**Description of the task**
Whenever a line of the listing contains the string "Process", return that line.

··· Data for analysis

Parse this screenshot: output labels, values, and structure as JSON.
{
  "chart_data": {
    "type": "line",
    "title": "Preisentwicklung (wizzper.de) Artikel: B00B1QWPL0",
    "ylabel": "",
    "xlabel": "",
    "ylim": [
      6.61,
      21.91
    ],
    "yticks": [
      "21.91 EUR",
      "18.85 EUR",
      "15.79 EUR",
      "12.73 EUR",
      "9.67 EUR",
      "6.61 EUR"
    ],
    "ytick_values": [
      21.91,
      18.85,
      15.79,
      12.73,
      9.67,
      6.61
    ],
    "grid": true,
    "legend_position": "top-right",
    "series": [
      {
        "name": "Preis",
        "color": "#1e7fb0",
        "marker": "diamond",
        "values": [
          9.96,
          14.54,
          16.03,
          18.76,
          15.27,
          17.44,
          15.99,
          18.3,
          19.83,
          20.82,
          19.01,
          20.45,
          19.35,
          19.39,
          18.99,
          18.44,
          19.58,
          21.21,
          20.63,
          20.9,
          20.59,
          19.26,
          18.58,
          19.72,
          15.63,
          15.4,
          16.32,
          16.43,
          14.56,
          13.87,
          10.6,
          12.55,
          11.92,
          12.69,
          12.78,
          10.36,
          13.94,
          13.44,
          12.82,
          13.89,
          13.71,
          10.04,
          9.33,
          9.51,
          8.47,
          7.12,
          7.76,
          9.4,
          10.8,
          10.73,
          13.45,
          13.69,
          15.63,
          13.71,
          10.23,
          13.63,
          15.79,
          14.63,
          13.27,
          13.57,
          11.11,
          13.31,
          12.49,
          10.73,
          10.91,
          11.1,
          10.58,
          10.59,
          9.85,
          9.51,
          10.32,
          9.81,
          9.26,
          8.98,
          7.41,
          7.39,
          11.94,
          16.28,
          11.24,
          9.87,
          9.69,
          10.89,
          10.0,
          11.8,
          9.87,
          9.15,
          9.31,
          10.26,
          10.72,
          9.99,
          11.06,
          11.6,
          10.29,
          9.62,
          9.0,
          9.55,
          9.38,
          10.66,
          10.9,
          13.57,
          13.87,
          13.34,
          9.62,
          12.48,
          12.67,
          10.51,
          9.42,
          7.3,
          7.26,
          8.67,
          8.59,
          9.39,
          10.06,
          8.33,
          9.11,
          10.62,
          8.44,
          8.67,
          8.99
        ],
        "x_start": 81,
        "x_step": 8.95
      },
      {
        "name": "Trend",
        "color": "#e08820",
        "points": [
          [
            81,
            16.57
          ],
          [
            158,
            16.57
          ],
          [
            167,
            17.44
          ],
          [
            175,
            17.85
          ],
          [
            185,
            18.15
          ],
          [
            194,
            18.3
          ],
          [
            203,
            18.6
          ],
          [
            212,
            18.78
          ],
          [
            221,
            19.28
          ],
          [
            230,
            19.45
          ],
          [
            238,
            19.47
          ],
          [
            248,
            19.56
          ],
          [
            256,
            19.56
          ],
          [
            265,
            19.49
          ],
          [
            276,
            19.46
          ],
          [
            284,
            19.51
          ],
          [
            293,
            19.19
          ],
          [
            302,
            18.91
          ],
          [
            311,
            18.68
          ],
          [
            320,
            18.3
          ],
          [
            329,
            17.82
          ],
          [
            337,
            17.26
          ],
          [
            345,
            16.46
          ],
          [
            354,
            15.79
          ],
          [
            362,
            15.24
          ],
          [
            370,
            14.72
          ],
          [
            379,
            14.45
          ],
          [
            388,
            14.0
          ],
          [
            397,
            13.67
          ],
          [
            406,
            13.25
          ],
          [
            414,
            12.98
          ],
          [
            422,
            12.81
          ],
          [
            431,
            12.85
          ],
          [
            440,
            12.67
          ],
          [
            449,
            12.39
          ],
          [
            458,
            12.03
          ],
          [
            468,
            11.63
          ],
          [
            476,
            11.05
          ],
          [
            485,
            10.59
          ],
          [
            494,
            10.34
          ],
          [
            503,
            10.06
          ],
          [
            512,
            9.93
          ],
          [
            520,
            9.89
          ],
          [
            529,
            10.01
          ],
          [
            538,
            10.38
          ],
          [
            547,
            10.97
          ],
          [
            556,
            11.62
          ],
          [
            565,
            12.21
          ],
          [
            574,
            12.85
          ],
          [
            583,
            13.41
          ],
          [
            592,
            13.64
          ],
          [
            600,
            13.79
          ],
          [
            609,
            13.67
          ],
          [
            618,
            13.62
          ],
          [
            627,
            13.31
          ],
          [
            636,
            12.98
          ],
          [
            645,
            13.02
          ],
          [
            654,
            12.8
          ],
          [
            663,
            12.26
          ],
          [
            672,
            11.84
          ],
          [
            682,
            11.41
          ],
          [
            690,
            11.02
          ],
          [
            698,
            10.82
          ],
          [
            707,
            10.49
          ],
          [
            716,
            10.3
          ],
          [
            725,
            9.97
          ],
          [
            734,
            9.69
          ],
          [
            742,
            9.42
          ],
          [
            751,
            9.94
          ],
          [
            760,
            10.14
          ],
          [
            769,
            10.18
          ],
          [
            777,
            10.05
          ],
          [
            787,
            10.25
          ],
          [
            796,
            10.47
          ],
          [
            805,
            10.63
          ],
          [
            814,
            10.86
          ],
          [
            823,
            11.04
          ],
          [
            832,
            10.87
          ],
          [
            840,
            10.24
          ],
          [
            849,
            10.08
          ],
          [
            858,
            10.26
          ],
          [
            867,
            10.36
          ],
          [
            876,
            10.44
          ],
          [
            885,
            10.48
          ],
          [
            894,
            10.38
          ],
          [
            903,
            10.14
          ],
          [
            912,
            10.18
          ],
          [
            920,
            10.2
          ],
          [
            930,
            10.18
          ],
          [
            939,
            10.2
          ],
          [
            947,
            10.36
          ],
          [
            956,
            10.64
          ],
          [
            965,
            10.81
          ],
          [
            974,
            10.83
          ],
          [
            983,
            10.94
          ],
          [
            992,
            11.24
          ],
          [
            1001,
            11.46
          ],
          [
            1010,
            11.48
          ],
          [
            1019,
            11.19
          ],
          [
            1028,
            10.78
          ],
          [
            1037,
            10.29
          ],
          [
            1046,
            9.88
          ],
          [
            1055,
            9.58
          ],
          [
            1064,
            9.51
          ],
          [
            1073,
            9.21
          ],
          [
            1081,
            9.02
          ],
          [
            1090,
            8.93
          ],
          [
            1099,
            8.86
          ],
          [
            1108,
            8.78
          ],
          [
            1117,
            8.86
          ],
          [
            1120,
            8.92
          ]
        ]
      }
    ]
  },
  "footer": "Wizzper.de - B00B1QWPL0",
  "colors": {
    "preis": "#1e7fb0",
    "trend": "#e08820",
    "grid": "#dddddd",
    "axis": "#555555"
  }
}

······
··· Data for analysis

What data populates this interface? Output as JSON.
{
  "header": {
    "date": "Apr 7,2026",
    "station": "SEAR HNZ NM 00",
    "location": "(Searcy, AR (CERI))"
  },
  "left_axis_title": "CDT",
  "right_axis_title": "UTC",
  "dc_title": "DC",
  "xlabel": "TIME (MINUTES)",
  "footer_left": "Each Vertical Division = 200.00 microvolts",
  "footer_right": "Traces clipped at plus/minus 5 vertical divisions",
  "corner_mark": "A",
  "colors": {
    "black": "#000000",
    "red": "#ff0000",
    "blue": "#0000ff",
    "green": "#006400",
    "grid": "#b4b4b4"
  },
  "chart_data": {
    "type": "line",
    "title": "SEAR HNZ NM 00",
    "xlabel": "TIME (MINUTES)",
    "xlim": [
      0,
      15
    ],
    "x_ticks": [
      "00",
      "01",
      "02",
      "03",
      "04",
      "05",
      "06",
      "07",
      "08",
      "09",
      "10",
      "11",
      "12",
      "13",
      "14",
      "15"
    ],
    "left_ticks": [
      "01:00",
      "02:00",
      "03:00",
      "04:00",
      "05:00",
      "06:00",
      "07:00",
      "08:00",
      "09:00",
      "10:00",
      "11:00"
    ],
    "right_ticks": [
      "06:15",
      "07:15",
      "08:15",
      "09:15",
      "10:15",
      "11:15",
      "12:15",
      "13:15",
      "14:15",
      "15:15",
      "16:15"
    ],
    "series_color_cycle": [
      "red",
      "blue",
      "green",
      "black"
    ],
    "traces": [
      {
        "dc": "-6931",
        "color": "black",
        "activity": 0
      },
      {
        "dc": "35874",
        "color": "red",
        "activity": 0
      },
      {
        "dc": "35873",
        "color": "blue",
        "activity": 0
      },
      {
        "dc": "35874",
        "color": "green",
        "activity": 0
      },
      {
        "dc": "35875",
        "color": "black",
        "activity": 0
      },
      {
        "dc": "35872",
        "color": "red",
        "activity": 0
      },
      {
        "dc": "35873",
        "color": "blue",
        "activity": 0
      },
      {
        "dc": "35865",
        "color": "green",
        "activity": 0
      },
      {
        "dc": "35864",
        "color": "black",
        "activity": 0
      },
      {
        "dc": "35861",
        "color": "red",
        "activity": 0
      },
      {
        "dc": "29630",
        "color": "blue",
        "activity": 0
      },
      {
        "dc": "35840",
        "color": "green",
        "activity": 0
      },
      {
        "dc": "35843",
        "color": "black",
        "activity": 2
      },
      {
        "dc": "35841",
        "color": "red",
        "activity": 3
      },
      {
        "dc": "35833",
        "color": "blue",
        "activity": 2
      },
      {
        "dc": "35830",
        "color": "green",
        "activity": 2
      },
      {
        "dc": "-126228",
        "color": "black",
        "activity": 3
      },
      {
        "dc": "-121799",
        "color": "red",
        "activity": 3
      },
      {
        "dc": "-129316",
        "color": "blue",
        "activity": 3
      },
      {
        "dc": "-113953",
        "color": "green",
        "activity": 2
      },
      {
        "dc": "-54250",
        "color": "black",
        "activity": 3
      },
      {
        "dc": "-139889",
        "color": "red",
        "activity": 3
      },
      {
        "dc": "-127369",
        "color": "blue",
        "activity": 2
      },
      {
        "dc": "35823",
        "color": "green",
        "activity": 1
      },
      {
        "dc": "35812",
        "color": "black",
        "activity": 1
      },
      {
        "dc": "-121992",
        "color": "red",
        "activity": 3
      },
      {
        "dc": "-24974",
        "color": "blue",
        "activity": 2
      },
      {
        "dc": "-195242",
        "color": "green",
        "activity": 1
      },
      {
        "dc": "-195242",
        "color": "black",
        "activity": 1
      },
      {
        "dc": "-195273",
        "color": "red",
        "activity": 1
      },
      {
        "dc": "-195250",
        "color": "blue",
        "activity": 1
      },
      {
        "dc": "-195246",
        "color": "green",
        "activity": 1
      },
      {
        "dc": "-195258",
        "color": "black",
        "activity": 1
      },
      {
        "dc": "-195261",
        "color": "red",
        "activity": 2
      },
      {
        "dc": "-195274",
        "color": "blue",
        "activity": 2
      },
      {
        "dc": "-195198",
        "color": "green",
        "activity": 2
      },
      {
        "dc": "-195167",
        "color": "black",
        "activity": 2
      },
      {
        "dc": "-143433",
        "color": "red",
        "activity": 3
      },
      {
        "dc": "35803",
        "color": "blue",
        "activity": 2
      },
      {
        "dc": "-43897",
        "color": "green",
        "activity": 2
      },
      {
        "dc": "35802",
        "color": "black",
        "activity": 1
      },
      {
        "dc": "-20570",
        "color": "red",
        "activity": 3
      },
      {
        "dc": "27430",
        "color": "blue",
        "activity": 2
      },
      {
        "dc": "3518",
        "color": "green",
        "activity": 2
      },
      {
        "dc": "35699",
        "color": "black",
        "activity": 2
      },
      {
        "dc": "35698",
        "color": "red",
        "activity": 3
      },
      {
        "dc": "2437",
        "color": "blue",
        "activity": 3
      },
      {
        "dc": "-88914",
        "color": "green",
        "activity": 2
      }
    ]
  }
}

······
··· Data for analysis

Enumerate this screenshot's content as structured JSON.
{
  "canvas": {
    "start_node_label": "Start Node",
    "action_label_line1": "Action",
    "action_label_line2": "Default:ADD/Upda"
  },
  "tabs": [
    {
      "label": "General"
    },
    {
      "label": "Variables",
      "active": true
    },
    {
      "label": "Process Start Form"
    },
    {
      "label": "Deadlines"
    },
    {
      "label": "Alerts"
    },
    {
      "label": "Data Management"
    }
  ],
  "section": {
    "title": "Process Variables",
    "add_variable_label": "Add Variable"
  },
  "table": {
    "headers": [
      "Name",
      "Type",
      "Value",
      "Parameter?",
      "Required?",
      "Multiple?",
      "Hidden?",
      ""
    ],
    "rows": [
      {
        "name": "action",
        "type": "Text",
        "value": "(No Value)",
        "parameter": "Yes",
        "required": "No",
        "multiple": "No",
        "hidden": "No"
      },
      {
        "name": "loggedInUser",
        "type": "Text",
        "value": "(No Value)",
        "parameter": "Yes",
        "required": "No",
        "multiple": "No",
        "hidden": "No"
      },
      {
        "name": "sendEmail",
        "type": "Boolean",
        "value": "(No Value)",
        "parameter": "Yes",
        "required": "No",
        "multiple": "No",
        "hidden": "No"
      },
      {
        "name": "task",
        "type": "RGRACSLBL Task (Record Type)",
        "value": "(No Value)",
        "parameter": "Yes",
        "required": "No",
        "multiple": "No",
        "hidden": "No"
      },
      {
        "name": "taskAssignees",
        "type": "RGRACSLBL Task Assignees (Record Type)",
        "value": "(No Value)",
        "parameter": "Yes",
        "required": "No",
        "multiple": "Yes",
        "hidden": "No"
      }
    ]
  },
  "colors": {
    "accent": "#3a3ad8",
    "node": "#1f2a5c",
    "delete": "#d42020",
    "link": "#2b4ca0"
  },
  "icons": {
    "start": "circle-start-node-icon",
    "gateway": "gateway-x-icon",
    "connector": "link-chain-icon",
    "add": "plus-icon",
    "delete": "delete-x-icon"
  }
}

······

**Result of the exercise**
      "label": "Process Start Form"
    "title": "Process Variables",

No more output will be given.